CM Punk Came Back at Exactly the Right Time, and the Story Is Far from Finished

Josh McCainSenior Writer IAugust 3, 2011

AUCKLAND, NEW ZEALAND - JUNE 11:  (L-R) WWE wrestlers CM Punk, Natalya and MVP pose for a photo with Warriors jerseys after a  Warriors NRL  training session at Mt Smart Stadium on June 11, 2008 in Auckland, New Zealand.  (Photo by Sandra Mu/Getty Images)
Sandra Mu/Getty Images

For the last two weeks, there have been many people complaining that WWE brought CM Punk back to television too soon.

I politely and respectfully disagree. 

CM Punk came back exactly when he should have, and that's when the WWE crowned a new champion.

Now, if you want to argue that the champ should have been someone besides John Cena, I'm willing to listen, but Punk needed to be there to greet the new champion and not via satellite, either.

If Punk wanted to keep his status of being the true champion, then he had to meet the paper champion face-to-face in the ring.

As far as that man being Cena, the only thing I can offer you is that the WWE has always had their top guys around the title.

In the 80s and early 90s, Hulk Hogan, Randy Savage, and the Ultimate Warrior were always around the title. Then in the mid-90s, it was Brett Hart, Diesel, Shawn Michaels, and the Undertaker. During the Attitude Era, it was Stone Cold, The Rock, and Triple H.

Sure, other guys were sprinkled in there once in a while, but it was primarily the same two or three guys holding the belt.

Nothing has changed except that the fans of the Attitude Era have grown up and hate the WWE for doing with John Cena and Randy Orton what they cheered the WWE for doing with The Rock and Stone Cold.

Cena and Punk are going to go at it at SummerSlam because the rematch is going to generate a ton of buys and outside of Punk there isn't really anyone on the RAW roster who is set up to currently feud with Cena. There are guys he could have a match against, but their dance cards are currently full for the pay-per-view.

My hope is that the WWE uses this rematch as an opportunity to further put Punk over because RAW desperately needs another big time face/heel in the main-event picture.
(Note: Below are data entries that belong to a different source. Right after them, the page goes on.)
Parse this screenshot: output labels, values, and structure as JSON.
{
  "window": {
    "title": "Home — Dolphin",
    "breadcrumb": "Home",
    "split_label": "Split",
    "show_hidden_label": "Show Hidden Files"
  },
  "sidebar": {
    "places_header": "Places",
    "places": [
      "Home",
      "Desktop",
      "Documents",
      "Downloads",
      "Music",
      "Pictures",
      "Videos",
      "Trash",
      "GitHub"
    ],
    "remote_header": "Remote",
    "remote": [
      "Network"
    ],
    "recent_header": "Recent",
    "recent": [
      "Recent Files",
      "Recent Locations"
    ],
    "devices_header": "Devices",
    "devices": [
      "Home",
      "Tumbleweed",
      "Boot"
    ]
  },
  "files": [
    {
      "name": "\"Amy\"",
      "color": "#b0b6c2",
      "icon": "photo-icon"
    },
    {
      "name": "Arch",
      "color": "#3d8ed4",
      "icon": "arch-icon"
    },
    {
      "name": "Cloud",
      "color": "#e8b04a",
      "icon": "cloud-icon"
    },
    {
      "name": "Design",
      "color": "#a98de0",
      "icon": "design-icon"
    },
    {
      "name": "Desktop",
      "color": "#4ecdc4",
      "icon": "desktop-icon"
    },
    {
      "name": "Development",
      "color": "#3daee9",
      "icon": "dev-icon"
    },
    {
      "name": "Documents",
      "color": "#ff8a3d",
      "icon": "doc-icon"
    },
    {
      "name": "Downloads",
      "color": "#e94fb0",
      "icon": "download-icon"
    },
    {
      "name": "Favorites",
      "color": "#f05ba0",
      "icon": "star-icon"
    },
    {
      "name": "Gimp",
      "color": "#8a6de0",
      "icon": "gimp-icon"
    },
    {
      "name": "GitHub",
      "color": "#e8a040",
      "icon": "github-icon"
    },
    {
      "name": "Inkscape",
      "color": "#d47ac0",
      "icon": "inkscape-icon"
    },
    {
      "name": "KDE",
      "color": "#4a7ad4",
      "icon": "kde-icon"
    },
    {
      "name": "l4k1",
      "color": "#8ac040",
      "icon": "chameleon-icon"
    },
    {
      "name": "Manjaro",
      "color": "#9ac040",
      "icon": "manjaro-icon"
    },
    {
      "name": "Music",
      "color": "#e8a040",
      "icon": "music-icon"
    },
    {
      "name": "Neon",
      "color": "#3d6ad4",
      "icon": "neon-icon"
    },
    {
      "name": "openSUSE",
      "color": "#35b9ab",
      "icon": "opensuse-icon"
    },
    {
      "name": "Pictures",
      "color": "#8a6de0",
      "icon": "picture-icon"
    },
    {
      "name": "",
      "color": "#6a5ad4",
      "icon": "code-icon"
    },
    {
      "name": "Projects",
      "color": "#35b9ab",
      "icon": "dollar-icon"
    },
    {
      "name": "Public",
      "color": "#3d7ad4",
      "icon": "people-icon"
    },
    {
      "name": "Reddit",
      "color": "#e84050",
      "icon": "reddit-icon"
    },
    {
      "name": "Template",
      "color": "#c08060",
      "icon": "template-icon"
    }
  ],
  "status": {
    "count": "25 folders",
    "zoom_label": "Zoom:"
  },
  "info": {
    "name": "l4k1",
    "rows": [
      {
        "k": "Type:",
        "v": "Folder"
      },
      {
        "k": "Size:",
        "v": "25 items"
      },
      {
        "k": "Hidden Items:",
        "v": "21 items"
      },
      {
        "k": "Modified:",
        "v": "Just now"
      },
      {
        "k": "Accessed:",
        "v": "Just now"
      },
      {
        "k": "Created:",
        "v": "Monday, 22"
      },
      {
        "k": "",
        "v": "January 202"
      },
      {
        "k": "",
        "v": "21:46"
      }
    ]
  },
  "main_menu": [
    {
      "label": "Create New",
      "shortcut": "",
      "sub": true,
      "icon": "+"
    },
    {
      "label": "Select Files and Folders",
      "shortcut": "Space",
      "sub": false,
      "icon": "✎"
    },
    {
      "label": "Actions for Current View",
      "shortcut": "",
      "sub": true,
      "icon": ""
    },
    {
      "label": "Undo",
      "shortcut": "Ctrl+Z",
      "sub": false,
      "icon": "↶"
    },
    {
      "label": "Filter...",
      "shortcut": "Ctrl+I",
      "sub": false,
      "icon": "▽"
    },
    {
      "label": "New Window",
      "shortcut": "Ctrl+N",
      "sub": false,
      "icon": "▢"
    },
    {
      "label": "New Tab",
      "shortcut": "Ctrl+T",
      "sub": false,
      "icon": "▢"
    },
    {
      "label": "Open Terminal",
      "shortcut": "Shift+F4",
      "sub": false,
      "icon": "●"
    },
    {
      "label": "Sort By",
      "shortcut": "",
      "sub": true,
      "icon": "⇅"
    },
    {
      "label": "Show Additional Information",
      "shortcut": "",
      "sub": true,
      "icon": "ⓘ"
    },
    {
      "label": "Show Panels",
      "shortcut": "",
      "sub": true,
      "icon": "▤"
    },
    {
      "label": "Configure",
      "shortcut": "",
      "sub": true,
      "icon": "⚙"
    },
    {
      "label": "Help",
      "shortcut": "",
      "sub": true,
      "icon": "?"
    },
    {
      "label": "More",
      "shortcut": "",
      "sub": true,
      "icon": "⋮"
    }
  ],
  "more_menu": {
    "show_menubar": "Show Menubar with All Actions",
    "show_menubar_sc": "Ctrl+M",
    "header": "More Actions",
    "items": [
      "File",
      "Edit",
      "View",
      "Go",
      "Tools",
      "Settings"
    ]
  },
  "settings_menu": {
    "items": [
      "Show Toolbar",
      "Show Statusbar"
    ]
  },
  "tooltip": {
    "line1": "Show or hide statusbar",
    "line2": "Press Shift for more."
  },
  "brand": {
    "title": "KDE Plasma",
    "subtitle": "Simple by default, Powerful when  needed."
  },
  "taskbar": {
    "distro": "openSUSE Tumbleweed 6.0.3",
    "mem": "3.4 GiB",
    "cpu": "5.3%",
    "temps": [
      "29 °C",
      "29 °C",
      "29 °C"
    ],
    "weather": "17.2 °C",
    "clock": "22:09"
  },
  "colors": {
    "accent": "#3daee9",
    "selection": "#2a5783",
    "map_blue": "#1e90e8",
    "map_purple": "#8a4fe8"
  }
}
I say face/heel because, as far as the character is concerned, Punk hasn't really changed much from the heel who drew a ton of heat three months ago, but, due to his shoot/work delivery, he's begun to gather a steady following, much like Stone Cold did during his feud with Brett Hart.

One thing I'm not going to do is call Punk the next Stone Cold because, frankly, he isn't. They have similarities in their characters, but they are only similarities—they aren't copies.

Now, when I say the WWE needs to put Punk over, that doesn't mean he has to win. He can lose and still get over with the fans.

Remember, what pushed Austin over with the fans was the fact that he lost to Brett but never actually quit; he passed out while in the Sharp Shooter due to blood loss (kayfabe, of course).

Punk could lose the match and the title, but if the WWE does it in a smart and controversial way, a loss could get Punk over more with the fans than if he just beat Cena outright.


Well, had Austin beat Brett, he would have gotten a bump with the fans, but because he never tapped out, showing his toughness, while he lost the match, he won over the fans.

If, say, Triple H, John Larinaitis, or even Vince McMahon comes out to screw over Punk, that would further his anti-establishment character, and the fans would back him because he lost his title unjustly.

So to everyone saying the WWE blew it or the story has lost steam, you should probably wait for the conclusion. Every good book has parts that lag before the story picks up again. 

I feel this story is far from being over and will carry on past SummerSlam.